I'd only wish for the crowds he has drawn on his book tour this week. Barnes and Noble was so packed, I couldn't even see the book stacks for the masses standing in front of them. They had food and games to entertain, if a person could wade through the crowd to get to them. Most of all, they had lines. Lines to purchase a book (I had preordered), lines for the food, and the most important line, for the book to be signed. That was accomplished with orderly chaos, colored bracelets. Mine was white, reserved for those who preordered, and rewarded with first in line status.

When Mr. Beatty spoke, his voice came over the store intercom. I suppose that was him, but I couldn't tell. I was behind the paperbacks, standing in line with my granddaughters. He answered questions from those who were fortunate enough to be close enough for him to point at. Then he started signing books. Each person filled out a form as to how the book would be signed and handed it to the person beside him who in turn handed it to him, opened to the correct page. What a dream way to conduct a book signing!

Finally it was our turn.
That's my Reagan, isn't she grand standing next to the author!

We walked out of the store happy, thrilled to be a part of getting excited about reading. That was all the dream part, the dream that far out paces the nightmare I bet this man experienced when it was all said and done...written and done. He was bound to have a sore wrist. How could he not? I feel for him. A week of repetitive action on that wrist, gripping that pen. Wow.

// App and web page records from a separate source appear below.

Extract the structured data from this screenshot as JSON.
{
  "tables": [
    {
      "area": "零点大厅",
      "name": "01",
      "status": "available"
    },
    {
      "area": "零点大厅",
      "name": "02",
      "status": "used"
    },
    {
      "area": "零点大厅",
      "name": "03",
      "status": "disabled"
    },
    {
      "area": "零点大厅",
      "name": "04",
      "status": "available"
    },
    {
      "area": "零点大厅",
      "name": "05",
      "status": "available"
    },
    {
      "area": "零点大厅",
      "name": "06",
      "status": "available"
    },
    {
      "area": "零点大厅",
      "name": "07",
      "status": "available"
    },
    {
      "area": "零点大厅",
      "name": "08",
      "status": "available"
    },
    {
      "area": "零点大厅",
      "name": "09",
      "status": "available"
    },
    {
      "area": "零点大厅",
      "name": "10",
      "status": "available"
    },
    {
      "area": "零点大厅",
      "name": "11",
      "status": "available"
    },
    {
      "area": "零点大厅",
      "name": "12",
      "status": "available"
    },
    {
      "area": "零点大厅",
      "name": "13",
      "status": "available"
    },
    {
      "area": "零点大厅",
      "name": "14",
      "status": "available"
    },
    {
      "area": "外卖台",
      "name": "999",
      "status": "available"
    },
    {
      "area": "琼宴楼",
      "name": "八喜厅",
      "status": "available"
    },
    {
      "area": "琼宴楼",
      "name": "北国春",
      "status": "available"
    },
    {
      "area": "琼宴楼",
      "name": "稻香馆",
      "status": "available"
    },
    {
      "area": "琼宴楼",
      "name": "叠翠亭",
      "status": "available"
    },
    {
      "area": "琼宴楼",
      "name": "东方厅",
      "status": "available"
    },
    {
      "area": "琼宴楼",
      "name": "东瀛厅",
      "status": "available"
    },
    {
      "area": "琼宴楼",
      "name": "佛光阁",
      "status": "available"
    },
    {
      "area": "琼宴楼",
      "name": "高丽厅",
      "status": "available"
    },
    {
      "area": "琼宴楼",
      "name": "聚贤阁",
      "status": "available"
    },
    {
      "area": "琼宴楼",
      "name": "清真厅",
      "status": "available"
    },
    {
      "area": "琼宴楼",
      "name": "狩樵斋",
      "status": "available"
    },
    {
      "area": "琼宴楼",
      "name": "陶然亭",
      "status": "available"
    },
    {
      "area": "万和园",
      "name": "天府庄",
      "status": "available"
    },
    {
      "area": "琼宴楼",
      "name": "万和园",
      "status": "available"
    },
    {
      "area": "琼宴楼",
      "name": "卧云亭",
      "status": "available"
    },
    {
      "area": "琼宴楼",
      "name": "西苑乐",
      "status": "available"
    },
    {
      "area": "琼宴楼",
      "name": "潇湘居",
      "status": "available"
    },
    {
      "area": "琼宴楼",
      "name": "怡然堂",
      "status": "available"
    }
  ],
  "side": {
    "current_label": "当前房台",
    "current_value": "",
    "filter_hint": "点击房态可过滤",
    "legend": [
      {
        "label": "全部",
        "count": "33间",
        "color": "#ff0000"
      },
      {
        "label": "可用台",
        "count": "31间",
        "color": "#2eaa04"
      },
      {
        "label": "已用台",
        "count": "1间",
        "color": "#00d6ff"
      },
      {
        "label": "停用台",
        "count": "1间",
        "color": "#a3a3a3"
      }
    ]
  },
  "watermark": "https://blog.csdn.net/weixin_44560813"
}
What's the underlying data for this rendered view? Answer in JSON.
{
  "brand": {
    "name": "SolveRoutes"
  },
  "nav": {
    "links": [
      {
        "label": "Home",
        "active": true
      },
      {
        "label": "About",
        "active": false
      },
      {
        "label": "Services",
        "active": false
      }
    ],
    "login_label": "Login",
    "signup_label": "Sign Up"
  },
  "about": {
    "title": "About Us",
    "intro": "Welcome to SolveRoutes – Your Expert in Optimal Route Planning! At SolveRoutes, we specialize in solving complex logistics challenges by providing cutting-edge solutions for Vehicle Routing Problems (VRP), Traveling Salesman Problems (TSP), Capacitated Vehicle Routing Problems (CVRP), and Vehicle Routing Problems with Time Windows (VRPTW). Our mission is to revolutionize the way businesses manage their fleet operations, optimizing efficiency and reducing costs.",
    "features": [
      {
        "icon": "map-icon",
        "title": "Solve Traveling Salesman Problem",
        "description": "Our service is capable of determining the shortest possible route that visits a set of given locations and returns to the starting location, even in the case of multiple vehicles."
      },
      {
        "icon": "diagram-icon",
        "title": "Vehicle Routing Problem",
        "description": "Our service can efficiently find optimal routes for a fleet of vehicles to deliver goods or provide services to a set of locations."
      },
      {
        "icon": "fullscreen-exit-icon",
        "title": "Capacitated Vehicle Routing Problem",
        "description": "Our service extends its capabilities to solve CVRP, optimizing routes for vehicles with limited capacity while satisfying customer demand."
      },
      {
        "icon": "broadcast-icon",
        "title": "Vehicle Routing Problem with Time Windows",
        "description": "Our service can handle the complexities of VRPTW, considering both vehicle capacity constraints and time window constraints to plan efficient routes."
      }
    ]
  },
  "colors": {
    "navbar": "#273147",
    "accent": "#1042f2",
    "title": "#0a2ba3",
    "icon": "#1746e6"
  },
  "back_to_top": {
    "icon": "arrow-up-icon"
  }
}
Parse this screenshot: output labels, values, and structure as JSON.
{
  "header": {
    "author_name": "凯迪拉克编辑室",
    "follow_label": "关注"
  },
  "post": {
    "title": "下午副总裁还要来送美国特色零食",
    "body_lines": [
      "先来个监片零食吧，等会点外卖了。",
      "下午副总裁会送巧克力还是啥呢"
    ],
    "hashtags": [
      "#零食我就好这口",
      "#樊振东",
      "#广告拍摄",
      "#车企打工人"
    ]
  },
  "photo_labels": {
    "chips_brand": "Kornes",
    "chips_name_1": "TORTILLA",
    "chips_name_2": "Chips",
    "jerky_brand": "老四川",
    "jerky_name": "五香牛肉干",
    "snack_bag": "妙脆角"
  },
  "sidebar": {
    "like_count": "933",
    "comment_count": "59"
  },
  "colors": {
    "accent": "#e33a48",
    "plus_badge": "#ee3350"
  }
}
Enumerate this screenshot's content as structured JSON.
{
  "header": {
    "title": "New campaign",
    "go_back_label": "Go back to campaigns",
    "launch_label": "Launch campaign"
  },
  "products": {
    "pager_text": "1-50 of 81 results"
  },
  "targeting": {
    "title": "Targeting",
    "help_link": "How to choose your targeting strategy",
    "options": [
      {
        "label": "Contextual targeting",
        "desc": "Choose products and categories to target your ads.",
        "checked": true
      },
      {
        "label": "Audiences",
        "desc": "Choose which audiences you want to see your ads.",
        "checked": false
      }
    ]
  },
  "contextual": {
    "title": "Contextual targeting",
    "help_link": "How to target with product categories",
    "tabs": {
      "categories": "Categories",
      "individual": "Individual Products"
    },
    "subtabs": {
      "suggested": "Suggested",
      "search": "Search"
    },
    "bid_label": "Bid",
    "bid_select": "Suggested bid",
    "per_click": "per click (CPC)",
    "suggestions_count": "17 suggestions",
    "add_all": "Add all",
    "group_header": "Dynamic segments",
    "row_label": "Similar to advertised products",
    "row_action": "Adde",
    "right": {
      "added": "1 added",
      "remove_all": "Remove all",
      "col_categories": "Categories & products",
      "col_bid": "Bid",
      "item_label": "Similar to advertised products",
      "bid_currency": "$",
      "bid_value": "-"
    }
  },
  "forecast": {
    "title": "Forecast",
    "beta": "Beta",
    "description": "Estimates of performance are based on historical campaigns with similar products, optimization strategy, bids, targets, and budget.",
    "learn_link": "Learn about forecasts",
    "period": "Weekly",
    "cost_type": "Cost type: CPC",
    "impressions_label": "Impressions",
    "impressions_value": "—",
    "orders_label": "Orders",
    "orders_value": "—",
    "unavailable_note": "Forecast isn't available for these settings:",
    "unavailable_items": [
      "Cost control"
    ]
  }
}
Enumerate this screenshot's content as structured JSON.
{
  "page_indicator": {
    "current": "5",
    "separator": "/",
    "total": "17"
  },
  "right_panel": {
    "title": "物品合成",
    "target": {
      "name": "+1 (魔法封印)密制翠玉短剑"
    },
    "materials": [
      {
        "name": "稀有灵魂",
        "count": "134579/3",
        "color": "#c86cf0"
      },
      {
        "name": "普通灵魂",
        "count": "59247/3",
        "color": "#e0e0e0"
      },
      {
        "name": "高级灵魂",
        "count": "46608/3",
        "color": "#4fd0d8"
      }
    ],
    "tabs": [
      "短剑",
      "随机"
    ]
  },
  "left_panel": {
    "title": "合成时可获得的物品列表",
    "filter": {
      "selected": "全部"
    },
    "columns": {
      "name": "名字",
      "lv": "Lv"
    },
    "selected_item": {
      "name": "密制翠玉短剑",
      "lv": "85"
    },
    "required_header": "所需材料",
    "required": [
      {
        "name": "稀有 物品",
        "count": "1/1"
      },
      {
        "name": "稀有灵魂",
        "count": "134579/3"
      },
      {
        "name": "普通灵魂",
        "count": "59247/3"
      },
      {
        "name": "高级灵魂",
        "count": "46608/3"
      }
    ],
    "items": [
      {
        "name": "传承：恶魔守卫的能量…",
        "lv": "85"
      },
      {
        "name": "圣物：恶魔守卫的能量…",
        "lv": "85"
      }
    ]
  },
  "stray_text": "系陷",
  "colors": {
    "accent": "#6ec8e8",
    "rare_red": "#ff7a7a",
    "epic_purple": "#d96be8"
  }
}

Thing is, he gladly did it. Graciously. He spoke to the individual. He cared about their reading habits. He gave my grands a reading experience. Thank you, Robert Beatty.

Catch of the day,